Enthusiasts of one particular car make are really only certain of three things: their chosen brand is the best, the people who prefer some other brand are drooling sub-morons, and there’s no way in hell they’d ever drive a Saturn. Every brand has its share of the aforementioned drooling morons, but is there any way to tell who has the most?
There just might be, and it’s simpler than you’d think. This method isn’t exactly the most rigorous, strictly scientific method, but I’d be lying if I said it wasn’t at least an interesting concept. The essence of this quantitative-moron-evaluation system is based on a surprisingly common misspelling of the word “bumper.”
I can’t take credit for this theory or these results. A Jalopnik reader named Jason Barker developed the system and ran the initial tests, then provided me with the results. Here’s what he did: he searched Google using this search criteria:
[car company name] + “bumber”
The key, of course, is the non-word “bumber.” I didn’t realize this, but it is a truly alarmingly common misspelling of “bumper.” It’s so common people are asking sources on the web what the words “bumber” and “bumber sticker” means, because they’ve seen it used so often that they can’t believe it’s just a misspelling of “bumper.”
This site estimates that at least 3% of people searching for “bumper sticker” use “bumber sticker.” That’s a lot of people.
And, importantly, “bumber” isn’t a simple typo like “teh” or “pron.” Look at your keyboard – the ‘B’ and ‘P’ keys aren’t anywhere near one another. If someone is typing “bumber,” it seems to be intentional.
How this happens, I have no idea. Have they never seen the word “bumper” in print? I mean, it’s not like “bumper” is such an exotic car part term; it’s named exactly after what it does: bump. Really, “bumper” is an incredibly simple, almost childish name for something, like if we called the accelerator pedal the “goer” or the headlights the “lighters.”
It also doesn’t seem to be a word in any major language, so proficiency in English doesn’t seem to be a huge factor, though it may well be at play. The ‘B’ and ‘P’ sounds are both stop consonants, or plosives, where the lips close to stop airflow. The big difference is that ‘b’ is vocalized and ‘p’ is not (but it is aspirated), and in practice the two sounds are fairly distinct.
I mean, how often do English speakers confuse ‘lumber’ with ‘lumper?’ Or, bat/pat, or nap/nab or whatever? ‘Bumber’ is weird, right?
So, yeah, I get why Mr. Barker would equate the usage of “bumber” with someone who is, um, maybe not the brightest bulb in the taillight.
So, here’s the results, in handy chart form:
... and here’s the numbers:
Land Rover 57,700
Wow. I’ll admit, as a lifelong Beetle owner, I’m pretty mortified to see Volkswagen at the top of that list, and by such a significant margin. 359,000 results? Jeezis.

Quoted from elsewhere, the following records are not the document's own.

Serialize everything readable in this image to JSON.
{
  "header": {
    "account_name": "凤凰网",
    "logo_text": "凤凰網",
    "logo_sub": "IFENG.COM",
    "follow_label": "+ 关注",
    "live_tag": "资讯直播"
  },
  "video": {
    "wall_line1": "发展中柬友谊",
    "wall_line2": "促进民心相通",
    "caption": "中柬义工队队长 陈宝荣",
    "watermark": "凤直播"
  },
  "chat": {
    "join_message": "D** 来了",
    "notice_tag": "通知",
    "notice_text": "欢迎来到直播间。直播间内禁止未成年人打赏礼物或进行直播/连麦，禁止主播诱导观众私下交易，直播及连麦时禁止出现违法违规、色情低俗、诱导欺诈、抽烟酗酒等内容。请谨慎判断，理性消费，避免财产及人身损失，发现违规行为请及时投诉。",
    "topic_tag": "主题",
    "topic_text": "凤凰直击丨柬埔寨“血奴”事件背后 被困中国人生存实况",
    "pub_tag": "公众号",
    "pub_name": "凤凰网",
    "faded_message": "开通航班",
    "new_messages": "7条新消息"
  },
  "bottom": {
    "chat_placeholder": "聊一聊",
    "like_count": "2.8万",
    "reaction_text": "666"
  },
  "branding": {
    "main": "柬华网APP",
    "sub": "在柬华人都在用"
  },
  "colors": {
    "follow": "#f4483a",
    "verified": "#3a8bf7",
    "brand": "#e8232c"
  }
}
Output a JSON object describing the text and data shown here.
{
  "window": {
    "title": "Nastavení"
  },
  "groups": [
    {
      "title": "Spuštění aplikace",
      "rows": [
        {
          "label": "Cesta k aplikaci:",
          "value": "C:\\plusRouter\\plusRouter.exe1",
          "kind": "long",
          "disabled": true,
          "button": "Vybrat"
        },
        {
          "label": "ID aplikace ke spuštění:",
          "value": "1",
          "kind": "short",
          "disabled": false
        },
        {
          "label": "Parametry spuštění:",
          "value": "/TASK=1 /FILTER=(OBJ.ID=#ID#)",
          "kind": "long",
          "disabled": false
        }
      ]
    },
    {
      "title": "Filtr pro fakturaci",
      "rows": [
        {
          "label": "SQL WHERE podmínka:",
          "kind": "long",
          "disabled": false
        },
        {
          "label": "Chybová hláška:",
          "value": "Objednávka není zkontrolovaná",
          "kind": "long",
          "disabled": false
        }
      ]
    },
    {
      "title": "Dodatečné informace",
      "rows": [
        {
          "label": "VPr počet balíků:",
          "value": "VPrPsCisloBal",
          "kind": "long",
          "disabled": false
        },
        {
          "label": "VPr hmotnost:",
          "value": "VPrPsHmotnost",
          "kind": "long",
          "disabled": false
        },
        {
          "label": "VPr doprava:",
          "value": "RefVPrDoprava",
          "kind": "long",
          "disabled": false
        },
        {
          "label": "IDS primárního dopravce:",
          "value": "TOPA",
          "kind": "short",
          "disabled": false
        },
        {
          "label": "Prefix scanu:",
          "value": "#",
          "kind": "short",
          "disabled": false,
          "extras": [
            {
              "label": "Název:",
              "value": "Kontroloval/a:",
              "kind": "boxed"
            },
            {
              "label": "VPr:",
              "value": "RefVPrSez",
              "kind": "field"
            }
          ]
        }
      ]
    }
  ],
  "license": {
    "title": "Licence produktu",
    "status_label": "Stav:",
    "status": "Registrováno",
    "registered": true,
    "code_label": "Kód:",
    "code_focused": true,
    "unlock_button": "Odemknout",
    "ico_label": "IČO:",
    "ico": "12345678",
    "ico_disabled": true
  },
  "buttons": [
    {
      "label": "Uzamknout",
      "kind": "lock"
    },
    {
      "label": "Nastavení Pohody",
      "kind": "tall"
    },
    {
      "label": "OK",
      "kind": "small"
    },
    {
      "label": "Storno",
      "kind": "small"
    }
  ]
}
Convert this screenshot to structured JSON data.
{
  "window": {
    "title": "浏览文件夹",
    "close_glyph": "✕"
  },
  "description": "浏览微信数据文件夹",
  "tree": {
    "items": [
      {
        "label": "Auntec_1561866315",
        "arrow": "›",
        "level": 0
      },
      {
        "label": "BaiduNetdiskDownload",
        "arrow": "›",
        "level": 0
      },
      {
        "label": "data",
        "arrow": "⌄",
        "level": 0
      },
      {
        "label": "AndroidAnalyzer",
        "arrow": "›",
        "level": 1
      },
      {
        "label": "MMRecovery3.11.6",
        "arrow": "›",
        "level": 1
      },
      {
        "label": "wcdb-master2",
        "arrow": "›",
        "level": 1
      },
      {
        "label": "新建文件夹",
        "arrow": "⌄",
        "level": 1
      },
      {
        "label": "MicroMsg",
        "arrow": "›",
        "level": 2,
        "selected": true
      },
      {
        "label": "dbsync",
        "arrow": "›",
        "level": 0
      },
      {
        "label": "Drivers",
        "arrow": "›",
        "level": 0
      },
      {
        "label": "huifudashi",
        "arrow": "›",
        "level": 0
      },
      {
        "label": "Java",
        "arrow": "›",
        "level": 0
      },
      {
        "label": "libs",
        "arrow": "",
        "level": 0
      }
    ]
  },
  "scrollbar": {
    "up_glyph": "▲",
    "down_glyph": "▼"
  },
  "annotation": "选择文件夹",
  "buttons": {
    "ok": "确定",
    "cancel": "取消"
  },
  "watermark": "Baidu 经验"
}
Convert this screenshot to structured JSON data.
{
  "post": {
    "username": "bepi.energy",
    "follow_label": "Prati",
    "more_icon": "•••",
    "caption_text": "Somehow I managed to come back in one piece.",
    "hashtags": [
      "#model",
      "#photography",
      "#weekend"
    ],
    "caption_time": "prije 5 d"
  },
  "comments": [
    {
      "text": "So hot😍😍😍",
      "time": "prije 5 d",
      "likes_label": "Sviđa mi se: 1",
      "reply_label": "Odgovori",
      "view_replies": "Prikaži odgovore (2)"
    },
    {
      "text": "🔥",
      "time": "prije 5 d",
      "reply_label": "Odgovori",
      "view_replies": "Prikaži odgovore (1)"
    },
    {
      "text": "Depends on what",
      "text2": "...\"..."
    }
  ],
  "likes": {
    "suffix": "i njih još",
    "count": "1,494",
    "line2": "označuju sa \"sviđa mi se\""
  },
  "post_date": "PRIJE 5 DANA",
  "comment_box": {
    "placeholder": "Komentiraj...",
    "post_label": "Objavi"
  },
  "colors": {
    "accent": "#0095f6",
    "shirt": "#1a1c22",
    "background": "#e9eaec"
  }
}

I am quite surprised to see longtime professor’s car Saab sixth with 240,000. It’s also interesting to see that class and wealth don’t seem to be as much of a factor as you’d think, with Rolls-Royce getting more results than Toyota, and Mercedes-Benz in a near dead heat with Kia.
Of course, a lot of those Rolls-Royce results could be non-Rolls owners seeking a Rolls-Royce-like ‘bumber’ for their shitbox; I’m just not sure. I also got some pretty different results when I tried these same searches, so we should accept this as just one dataset, and determined researchers should give it a try on their own.
I am happy to say that a search of Jalopnik only turned up 14 “bumbers,” which is a relief.
Bumber. Maybe it’s not the most exhaustive metric to evaluate auto-enthusiast stupidity, but I hope that if I ever refer to the chrome bars at either end of my car as “bumbers,” it’s because I’ve just received either a lightning strike or a 2x4 to the face.